[Stored items from a collection]
- Opening Delimiter -

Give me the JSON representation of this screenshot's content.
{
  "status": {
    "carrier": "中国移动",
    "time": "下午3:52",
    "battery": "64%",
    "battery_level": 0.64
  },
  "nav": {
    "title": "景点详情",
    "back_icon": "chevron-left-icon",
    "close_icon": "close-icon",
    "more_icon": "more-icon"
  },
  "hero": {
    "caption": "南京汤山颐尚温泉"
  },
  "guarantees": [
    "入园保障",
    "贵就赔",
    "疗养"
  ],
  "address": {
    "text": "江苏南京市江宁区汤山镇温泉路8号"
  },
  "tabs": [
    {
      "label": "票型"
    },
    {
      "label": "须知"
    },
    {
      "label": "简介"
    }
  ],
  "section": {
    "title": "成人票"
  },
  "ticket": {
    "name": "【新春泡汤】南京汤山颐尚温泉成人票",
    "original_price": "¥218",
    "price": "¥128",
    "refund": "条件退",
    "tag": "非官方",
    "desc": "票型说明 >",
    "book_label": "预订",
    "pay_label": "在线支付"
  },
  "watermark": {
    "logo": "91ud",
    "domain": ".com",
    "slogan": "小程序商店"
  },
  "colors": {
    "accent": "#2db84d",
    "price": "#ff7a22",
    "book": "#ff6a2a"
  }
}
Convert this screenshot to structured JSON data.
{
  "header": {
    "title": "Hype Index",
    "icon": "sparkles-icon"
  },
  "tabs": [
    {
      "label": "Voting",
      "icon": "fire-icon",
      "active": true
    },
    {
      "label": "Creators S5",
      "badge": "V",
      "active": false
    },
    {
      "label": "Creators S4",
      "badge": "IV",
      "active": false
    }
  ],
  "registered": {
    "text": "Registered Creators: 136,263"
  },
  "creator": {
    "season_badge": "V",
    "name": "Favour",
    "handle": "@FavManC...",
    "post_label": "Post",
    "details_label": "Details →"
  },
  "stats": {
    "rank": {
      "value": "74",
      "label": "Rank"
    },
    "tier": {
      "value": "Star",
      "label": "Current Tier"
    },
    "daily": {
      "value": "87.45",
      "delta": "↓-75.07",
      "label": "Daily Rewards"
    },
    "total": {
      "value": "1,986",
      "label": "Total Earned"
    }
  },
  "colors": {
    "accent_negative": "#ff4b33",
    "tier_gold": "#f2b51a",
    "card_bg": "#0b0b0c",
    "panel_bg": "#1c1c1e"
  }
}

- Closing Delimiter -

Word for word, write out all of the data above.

Give me the JSON representation of this screenshot's content.
{
  "status": {
    "carrier": "中国移动",
    "time": "下午3:52",
    "battery": "64%",
    "battery_level": 0.64
  },
  "nav": {
    "title": "景点详情",
    "back_icon": "chevron-left-icon",
    "close_icon": "close-icon",
    "more_icon": "more-icon"
  },
  "hero": {
    "caption": "南京汤山颐尚温泉"
  },
  "guarantees": [
    "入园保障",
    "贵就赔",
    "疗养"
  ],
  "address": {
    "text": "江苏南京市江宁区汤山镇温泉路8号"
  },
  "tabs": [
    {
      "label": "票型"
    },
    {
      "label": "须知"
    },
    {
      "label": "简介"
    }
  ],
  "section": {
    "title": "成人票"
  },
  "ticket": {
    "name": "【新春泡汤】南京汤山颐尚温泉成人票",
    "original_price": "¥218",
    "price": "¥128",
    "refund": "条件退",
    "tag": "非官方",
    "desc": "票型说明 >",
    "book_label": "预订",
    "pay_label": "在线支付"
  },
  "watermark": {
    "logo": "91ud",
    "domain": ".com",
    "slogan": "小程序商店"
  },
  "colors": {
    "accent": "#2db84d",
    "price": "#ff7a22",
    "book": "#ff6a2a"
  }
}
Convert this screenshot to structured JSON data.
{
  "header": {
    "title": "Hype Index",
    "icon": "sparkles-icon"
  },
  "tabs": [
    {
      "label": "Voting",
      "icon": "fire-icon",
      "active": true
    },
    {
      "label": "Creators S5",
      "badge": "V",
      "active": false
    },
    {
      "label": "Creators S4",
      "badge": "IV",
      "active": false
    }
  ],
  "registered": {
    "text": "Registered Creators: 136,263"
  },
  "creator": {
    "season_badge": "V",
    "name": "Favour",
    "handle": "@FavManC...",
    "post_label": "Post",
    "details_label": "Details →"
  },
  "stats": {
    "rank": {
      "value": "74",
      "label": "Rank"
    },
    "tier": {
      "value": "Star",
      "label": "Current Tier"
    },
    "daily": {
      "value": "87.45",
      "delta": "↓-75.07",
      "label": "Daily Rewards"
    },
    "total": {
      "value": "1,986",
      "label": "Total Earned"
    }
  },
  "colors": {
    "accent_negative": "#ff4b33",
    "tier_gold": "#f2b51a",
    "card_bg": "#0b0b0c",
    "panel_bg": "#1c1c1e"
  }
}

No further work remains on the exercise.